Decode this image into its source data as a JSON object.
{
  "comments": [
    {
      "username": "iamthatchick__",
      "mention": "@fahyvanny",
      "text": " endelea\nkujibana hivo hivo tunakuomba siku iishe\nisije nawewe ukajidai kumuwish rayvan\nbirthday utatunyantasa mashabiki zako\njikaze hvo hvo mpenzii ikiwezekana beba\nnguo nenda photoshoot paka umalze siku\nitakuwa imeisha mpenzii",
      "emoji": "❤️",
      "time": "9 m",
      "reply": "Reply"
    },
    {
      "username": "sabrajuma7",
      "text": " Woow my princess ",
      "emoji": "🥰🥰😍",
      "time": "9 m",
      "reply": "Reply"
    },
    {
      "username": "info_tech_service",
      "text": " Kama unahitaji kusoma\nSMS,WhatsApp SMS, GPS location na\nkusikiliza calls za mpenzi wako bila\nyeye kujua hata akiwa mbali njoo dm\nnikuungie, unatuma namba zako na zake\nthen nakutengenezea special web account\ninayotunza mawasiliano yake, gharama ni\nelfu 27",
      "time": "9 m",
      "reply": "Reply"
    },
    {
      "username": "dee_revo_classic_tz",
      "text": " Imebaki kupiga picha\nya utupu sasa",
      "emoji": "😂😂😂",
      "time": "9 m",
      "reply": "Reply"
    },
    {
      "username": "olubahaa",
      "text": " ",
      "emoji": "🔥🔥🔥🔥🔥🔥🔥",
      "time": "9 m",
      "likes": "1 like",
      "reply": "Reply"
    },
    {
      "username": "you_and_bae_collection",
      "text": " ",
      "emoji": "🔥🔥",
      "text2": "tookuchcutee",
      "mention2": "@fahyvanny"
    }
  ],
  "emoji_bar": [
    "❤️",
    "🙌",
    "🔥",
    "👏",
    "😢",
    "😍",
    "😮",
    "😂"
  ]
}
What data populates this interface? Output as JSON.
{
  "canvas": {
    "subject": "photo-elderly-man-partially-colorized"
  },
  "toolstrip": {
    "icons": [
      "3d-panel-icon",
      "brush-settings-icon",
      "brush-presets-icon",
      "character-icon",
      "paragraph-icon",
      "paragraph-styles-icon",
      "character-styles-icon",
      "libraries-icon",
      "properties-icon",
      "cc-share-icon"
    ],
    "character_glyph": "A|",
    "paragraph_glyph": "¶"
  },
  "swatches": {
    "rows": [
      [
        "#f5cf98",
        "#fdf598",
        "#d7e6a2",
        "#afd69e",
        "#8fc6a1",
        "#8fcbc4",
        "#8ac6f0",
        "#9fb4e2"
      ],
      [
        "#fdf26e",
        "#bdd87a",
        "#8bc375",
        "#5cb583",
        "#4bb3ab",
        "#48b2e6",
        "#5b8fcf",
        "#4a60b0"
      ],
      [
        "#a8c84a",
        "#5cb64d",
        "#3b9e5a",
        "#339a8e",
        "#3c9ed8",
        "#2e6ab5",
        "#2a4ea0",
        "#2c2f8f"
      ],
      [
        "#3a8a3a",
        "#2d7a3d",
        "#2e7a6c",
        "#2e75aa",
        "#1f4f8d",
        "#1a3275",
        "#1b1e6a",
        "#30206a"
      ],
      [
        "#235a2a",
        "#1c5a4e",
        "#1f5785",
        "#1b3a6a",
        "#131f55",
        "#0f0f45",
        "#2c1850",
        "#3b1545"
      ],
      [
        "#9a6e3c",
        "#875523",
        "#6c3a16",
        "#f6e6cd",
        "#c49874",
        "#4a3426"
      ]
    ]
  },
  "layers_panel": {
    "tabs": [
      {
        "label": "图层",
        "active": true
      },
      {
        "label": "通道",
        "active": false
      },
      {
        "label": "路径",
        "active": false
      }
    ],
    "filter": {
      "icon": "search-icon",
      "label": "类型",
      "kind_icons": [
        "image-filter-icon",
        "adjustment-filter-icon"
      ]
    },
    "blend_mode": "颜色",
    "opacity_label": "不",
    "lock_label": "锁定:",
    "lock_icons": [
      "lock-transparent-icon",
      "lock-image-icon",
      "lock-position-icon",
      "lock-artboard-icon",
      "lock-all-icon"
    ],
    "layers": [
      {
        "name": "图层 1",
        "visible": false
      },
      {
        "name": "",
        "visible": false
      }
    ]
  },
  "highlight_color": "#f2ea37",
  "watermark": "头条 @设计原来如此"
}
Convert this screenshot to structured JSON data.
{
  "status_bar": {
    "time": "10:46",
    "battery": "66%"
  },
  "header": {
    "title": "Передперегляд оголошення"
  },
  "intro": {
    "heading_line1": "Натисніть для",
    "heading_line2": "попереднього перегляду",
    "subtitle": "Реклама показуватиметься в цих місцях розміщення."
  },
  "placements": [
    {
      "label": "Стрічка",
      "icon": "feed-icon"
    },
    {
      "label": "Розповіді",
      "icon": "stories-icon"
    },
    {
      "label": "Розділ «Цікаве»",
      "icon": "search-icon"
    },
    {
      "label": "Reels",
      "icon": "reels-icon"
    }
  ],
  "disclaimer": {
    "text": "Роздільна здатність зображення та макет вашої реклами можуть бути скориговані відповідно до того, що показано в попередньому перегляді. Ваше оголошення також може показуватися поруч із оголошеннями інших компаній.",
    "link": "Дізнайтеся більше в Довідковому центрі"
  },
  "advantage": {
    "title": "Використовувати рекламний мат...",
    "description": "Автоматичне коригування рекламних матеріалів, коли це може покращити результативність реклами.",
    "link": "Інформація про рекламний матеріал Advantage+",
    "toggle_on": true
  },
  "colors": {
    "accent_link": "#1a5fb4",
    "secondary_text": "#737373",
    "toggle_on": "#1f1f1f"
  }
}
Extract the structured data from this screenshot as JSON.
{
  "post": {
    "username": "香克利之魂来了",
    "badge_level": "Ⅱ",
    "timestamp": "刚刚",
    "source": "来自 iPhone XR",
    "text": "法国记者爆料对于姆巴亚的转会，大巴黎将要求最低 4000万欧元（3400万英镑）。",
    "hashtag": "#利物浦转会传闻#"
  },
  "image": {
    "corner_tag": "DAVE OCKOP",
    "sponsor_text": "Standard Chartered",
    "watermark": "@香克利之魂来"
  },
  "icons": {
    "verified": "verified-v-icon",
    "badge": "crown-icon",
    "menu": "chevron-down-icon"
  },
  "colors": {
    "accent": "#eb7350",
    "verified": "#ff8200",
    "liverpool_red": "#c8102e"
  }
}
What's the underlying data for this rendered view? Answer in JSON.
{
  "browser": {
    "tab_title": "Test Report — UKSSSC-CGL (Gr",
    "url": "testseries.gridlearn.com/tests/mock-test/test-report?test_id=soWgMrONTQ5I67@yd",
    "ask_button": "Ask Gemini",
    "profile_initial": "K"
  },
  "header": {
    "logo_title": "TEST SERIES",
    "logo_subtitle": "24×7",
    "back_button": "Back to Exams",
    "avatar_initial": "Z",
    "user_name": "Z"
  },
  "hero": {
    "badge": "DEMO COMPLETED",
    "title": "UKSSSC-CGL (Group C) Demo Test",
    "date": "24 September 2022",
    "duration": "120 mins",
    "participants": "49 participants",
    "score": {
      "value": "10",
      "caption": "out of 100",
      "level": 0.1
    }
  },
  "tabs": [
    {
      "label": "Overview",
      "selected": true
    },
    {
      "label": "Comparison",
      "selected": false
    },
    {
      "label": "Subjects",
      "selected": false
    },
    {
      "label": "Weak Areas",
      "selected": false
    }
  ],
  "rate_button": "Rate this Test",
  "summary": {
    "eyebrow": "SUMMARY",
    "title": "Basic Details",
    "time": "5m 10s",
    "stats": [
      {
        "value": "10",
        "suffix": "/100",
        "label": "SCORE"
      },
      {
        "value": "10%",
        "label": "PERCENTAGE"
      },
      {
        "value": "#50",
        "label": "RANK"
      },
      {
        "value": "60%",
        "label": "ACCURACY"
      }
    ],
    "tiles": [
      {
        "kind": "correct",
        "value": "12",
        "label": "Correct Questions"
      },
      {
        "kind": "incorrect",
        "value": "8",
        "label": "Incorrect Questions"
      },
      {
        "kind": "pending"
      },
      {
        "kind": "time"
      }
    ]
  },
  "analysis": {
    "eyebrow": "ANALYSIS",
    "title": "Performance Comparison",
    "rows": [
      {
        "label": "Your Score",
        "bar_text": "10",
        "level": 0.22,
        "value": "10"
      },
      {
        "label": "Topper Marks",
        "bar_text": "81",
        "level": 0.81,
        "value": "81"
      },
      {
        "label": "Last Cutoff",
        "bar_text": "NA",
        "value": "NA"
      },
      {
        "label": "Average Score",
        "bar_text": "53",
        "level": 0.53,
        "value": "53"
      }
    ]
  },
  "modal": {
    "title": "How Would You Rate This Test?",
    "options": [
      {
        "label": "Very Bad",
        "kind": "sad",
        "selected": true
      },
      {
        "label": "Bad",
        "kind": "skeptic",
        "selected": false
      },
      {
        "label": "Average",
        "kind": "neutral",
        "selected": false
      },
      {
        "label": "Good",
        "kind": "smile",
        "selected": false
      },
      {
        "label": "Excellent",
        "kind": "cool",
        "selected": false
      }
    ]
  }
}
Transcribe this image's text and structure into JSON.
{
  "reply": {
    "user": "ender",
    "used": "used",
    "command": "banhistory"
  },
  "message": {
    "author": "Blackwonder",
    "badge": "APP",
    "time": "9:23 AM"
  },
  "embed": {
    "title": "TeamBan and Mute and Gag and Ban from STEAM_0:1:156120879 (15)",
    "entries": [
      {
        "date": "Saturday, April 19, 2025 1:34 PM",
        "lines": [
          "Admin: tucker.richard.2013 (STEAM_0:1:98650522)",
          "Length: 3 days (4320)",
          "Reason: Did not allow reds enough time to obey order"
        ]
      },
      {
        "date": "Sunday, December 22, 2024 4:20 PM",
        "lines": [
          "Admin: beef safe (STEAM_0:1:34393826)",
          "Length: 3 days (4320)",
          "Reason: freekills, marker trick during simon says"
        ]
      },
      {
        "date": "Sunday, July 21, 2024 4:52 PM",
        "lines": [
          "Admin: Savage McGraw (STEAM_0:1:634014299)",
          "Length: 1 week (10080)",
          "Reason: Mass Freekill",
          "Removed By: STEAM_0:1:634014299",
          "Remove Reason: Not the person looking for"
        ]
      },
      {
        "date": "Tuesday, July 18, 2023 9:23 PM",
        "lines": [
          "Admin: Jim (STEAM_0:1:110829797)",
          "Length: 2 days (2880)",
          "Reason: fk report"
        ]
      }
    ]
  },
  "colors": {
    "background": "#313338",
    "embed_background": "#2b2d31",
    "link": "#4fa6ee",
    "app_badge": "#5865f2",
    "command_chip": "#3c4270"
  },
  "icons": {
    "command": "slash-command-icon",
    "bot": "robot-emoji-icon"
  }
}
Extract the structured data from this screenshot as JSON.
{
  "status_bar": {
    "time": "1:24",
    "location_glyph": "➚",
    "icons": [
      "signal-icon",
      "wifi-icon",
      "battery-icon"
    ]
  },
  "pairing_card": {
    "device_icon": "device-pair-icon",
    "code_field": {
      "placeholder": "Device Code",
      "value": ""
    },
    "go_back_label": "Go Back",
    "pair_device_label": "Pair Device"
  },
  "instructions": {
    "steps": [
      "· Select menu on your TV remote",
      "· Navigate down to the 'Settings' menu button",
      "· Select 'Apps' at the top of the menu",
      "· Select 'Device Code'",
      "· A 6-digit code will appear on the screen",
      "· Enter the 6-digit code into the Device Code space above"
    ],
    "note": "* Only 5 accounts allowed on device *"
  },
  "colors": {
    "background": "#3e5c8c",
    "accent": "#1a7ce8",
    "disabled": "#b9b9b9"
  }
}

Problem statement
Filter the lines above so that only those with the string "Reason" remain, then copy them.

Response to the task
          "Reason: Did not allow reds enough time to obey order"
          "Reason: freekills, marker trick during simon says"
          "Reason: Mass Freekill",
          "Remove Reason: Not the person looking for"
          "Reason: fk report"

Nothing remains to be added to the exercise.